Only an exact repetition of every entry counts as the answer.

== Segment start ==

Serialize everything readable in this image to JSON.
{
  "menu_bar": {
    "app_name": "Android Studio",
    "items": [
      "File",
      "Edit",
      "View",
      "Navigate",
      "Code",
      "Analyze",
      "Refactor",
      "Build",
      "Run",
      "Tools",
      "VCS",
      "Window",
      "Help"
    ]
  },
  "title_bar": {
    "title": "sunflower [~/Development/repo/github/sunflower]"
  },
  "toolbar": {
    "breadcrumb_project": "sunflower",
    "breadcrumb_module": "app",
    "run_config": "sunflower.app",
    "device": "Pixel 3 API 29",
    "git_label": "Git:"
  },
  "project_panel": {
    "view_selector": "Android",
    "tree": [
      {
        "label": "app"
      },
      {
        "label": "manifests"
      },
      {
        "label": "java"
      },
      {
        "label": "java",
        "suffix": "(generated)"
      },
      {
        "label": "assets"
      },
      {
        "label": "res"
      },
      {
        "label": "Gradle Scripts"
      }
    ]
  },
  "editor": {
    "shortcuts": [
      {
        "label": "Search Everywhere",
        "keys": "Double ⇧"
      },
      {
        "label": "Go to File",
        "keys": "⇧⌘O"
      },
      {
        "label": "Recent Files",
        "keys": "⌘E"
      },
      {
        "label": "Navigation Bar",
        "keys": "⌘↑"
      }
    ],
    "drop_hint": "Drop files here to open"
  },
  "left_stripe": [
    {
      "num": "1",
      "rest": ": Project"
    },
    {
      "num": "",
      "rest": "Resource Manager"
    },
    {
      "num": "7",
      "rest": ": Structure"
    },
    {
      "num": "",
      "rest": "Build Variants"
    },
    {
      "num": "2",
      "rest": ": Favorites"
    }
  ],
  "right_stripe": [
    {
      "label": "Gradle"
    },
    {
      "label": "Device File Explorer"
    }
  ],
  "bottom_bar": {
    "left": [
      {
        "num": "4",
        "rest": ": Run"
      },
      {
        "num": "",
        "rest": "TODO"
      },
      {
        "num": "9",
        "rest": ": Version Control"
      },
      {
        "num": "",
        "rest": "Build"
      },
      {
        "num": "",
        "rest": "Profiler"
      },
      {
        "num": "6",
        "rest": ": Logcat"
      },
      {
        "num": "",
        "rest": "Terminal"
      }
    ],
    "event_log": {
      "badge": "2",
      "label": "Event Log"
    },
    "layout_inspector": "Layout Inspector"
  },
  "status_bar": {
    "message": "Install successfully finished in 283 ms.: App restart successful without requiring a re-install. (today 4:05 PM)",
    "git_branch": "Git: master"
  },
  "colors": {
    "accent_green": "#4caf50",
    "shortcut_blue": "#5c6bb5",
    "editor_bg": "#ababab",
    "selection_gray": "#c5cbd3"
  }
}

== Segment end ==

Worked solution:
Serialize everything readable in this image to JSON.
{
  "menu_bar": {
    "app_name": "Android Studio",
    "items": [
      "File",
      "Edit",
      "View",
      "Navigate",
      "Code",
      "Analyze",
      "Refactor",
      "Build",
      "Run",
      "Tools",
      "VCS",
      "Window",
      "Help"
    ]
  },
  "title_bar": {
    "title": "sunflower [~/Development/repo/github/sunflower]"
  },
  "toolbar": {
    "breadcrumb_project": "sunflower",
    "breadcrumb_module": "app",
    "run_config": "sunflower.app",
    "device": "Pixel 3 API 29",
    "git_label": "Git:"
  },
  "project_panel": {
    "view_selector": "Android",
    "tree": [
      {
        "label": "app"
      },
      {
        "label": "manifests"
      },
      {
        "label": "java"
      },
      {
        "label": "java",
        "suffix": "(generated)"
      },
      {
        "label": "assets"
      },
      {
        "label": "res"
      },
      {
        "label": "Gradle Scripts"
      }
    ]
  },
  "editor": {
    "shortcuts": [
      {
        "label": "Search Everywhere",
        "keys": "Double ⇧"
      },
      {
        "label": "Go to File",
        "keys": "⇧⌘O"
      },
      {
        "label": "Recent Files",
        "keys": "⌘E"
      },
      {
        "label": "Navigation Bar",
        "keys": "⌘↑"
      }
    ],
    "drop_hint": "Drop files here to open"
  },
  "left_stripe": [
    {
      "num": "1",
      "rest": ": Project"
    },
    {
      "num": "",
      "rest": "Resource Manager"
    },
    {
      "num": "7",
      "rest": ": Structure"
    },
    {
      "num": "",
      "rest": "Build Variants"
    },
    {
      "num": "2",
      "rest": ": Favorites"
    }
  ],
  "right_stripe": [
    {
      "label": "Gradle"
    },
    {
      "label": "Device File Explorer"
    }
  ],
  "bottom_bar": {
    "left": [
      {
        "num": "4",
        "rest": ": Run"
      },
      {
        "num": "",
        "rest": "TODO"
      },
      {
        "num": "9",
        "rest": ": Version Control"
      },
      {
        "num": "",
        "rest": "Build"
      },
      {
        "num": "",
        "rest": "Profiler"
      },
      {
        "num": "6",
        "rest": ": Logcat"
      },
      {
        "num": "",
        "rest": "Terminal"
      }
    ],
    "event_log": {
      "badge": "2",
      "label": "Event Log"
    },
    "layout_inspector": "Layout Inspector"
  },
  "status_bar": {
    "message": "Install successfully finished in 283 ms.: App restart successful without requiring a re-install. (today 4:05 PM)",
    "git_branch": "Git: master"
  },
  "colors": {
    "accent_green": "#4caf50",
    "shortcut_blue": "#5c6bb5",
    "editor_bg": "#ababab",
    "selection_gray": "#c5cbd3"
  }
}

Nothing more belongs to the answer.